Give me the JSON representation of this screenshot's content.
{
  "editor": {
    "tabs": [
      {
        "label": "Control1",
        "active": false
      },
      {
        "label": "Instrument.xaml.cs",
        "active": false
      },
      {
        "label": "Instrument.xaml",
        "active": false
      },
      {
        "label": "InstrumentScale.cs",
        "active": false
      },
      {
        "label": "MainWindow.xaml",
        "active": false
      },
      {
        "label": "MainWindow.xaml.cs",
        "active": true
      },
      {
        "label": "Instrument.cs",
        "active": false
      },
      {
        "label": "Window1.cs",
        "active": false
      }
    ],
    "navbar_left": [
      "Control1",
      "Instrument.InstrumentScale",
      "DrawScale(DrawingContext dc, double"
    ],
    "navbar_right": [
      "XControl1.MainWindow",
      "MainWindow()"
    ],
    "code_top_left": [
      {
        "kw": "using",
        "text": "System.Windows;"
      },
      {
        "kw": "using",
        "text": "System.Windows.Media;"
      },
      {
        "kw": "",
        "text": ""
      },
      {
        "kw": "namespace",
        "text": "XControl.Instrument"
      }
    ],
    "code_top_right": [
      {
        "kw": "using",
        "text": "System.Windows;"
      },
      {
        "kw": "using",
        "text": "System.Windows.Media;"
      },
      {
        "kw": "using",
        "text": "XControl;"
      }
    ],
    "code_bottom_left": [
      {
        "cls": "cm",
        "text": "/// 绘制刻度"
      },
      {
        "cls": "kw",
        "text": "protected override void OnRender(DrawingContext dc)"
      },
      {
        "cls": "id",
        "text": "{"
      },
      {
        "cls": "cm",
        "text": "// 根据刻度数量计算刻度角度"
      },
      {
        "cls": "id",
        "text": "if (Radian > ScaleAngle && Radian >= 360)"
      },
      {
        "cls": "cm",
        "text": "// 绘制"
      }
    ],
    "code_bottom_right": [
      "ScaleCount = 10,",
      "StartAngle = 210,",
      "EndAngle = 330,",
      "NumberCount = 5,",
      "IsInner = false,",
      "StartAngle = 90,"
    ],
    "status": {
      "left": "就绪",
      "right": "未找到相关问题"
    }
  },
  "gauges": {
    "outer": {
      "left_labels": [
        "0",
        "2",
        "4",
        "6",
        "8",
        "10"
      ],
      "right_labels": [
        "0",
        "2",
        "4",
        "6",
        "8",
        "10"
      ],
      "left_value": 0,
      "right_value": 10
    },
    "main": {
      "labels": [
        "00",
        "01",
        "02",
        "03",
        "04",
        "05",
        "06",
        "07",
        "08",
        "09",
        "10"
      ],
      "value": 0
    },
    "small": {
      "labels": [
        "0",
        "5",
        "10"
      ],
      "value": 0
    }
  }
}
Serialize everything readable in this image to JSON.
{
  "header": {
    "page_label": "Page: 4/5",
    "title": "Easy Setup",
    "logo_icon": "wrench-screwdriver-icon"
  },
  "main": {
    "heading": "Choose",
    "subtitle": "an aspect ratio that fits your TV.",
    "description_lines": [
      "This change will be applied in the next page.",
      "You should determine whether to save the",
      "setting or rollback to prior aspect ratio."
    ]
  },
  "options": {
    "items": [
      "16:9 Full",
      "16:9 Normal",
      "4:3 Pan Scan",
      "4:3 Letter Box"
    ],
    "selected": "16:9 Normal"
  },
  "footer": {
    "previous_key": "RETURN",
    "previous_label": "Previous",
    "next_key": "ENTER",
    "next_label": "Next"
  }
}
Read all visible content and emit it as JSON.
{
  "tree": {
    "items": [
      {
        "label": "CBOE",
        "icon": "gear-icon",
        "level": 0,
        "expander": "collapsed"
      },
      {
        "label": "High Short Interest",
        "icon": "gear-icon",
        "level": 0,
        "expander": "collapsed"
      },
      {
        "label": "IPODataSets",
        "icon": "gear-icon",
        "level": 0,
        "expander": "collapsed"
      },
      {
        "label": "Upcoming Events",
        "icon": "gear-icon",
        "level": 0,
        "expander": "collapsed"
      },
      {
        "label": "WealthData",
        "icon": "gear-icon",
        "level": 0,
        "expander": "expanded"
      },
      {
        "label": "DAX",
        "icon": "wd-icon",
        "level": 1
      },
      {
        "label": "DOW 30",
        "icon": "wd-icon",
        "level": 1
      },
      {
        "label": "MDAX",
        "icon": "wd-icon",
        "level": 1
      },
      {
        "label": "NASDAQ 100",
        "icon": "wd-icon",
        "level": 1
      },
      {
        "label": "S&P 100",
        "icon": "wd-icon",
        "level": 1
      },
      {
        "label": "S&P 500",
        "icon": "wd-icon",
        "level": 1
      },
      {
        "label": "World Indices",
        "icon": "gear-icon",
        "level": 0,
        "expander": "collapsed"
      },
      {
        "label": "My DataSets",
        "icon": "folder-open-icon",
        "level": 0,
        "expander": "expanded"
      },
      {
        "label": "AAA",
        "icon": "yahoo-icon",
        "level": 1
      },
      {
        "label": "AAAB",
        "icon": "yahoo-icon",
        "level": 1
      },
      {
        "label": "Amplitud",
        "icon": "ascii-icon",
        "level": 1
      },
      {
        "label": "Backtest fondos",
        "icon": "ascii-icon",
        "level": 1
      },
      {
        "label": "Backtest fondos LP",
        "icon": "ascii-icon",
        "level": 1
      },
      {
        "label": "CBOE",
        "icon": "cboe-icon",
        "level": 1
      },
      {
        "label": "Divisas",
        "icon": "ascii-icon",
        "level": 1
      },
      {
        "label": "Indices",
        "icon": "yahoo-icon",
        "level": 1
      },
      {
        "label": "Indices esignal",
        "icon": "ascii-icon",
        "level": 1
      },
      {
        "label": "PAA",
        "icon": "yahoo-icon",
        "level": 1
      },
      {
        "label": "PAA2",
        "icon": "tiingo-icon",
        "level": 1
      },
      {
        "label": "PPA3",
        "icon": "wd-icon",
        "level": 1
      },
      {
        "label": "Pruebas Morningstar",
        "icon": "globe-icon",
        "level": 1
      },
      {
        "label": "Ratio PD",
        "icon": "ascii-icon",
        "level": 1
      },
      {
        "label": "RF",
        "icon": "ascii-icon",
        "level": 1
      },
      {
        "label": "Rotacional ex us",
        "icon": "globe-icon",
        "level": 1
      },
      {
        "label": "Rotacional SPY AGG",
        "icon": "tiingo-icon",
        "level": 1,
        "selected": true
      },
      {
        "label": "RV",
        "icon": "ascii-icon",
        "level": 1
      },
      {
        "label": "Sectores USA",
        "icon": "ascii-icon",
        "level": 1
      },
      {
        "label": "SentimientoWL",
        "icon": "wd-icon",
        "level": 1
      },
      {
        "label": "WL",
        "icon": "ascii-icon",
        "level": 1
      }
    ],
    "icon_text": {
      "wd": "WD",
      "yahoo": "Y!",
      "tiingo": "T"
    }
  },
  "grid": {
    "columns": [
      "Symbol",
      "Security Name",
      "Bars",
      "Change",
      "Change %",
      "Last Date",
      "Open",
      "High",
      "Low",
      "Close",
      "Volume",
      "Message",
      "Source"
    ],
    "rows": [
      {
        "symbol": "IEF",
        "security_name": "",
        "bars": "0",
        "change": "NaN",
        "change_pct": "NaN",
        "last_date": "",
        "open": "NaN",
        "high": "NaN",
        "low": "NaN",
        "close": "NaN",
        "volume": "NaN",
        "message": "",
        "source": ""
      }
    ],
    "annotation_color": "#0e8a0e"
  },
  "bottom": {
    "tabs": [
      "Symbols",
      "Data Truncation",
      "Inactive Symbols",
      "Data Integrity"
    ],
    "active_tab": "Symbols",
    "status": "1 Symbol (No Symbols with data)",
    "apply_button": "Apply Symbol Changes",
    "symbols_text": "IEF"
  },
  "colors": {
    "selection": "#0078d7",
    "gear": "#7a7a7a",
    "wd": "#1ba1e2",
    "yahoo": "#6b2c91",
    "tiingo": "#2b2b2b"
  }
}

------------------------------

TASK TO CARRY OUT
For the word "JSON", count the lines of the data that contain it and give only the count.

RESPONSE BOX
3